ACTIVITY
Extract from the listing each line in which the word "General" appears.

SOURCE MATERIAL
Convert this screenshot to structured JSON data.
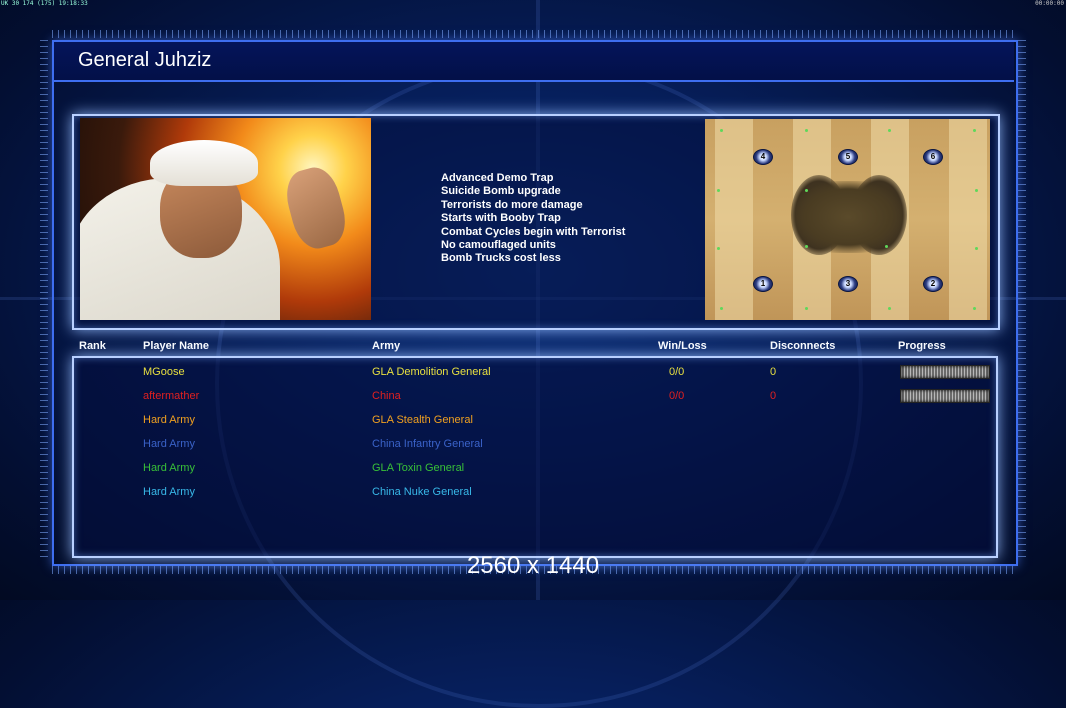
{
  "status_bar": {
    "left": "UK 30 174 (175) 19:18:33",
    "right": "00:00:00"
  },
  "general_title": "General Juhziz",
  "traits": [
    "Advanced Demo Trap",
    "Suicide Bomb upgrade",
    "Terrorists do more damage",
    "Starts with Booby Trap",
    "Combat Cycles begin with Terrorist",
    "No camouflaged units",
    "Bomb Trucks cost less"
  ],
  "map": {
    "spawns": [
      "4",
      "5",
      "6",
      "1",
      "3",
      "2"
    ]
  },
  "table": {
    "headers": {
      "rank": "Rank",
      "player_name": "Player Name",
      "army": "Army",
      "win_loss": "Win/Loss",
      "disconnects": "Disconnects",
      "progress": "Progress"
    },
    "rows": [
      {
        "player": "MGoose",
        "army": "GLA Demolition General",
        "win_loss": "0/0",
        "disconnects": "0",
        "color": "#e8e040",
        "has_progress": true
      },
      {
        "player": "aftermather",
        "army": "China",
        "win_loss": "0/0",
        "disconnects": "0",
        "color": "#e02020",
        "has_progress": true
      },
      {
        "player": "Hard Army",
        "army": "GLA Stealth General",
        "win_loss": "",
        "disconnects": "",
        "color": "#f0a020",
        "has_progress": false
      },
      {
        "player": "Hard Army",
        "army": "China Infantry General",
        "win_loss": "",
        "disconnects": "",
        "color": "#3a62c8",
        "has_progress": false
      },
      {
        "player": "Hard Army",
        "army": "GLA Toxin General",
        "win_loss": "",
        "disconnects": "",
        "color": "#38c038",
        "has_progress": false
      },
      {
        "player": "Hard Army",
        "army": "China Nuke General",
        "win_loss": "",
        "disconnects": "",
        "color": "#38b8e8",
        "has_progress": false
      }
    ]
  },
  "resolution_label": "2560 x 1440",
  "colors": {
    "frame": "#3e6ef0",
    "panel_border": "#b9d0ff"
  }
}
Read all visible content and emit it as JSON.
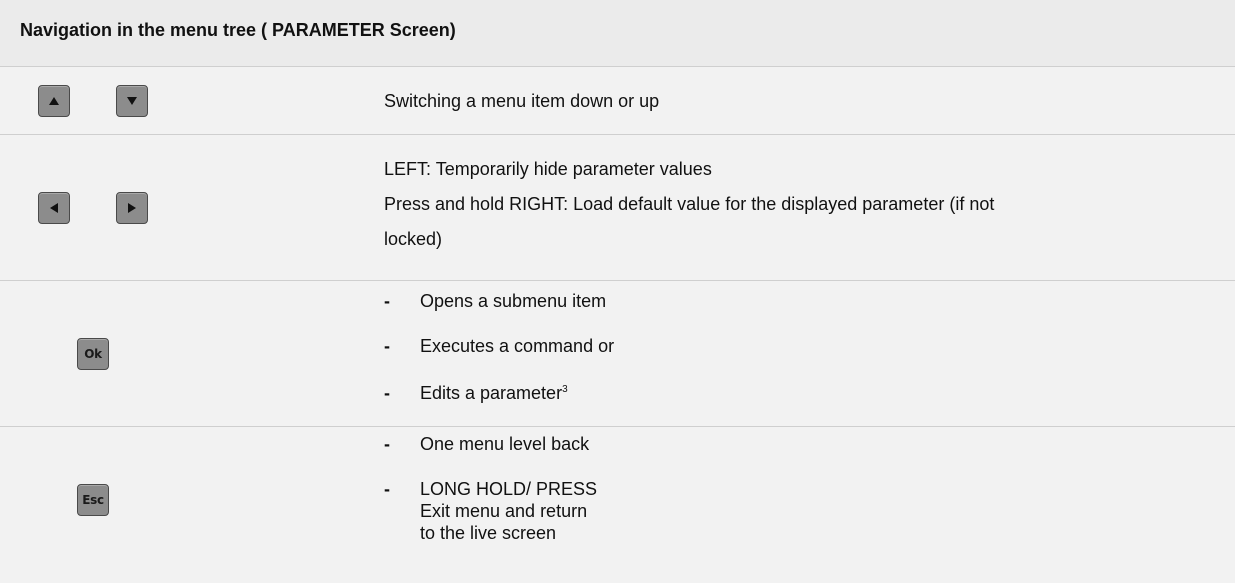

YOUR SOLUTION
  "general_title": "General Juhziz",
        "army": "GLA Demolition General",
        "army": "GLA Stealth General",
        "army": "China Infantry General",
        "army": "GLA Toxin General",
        "army": "China Nuke General",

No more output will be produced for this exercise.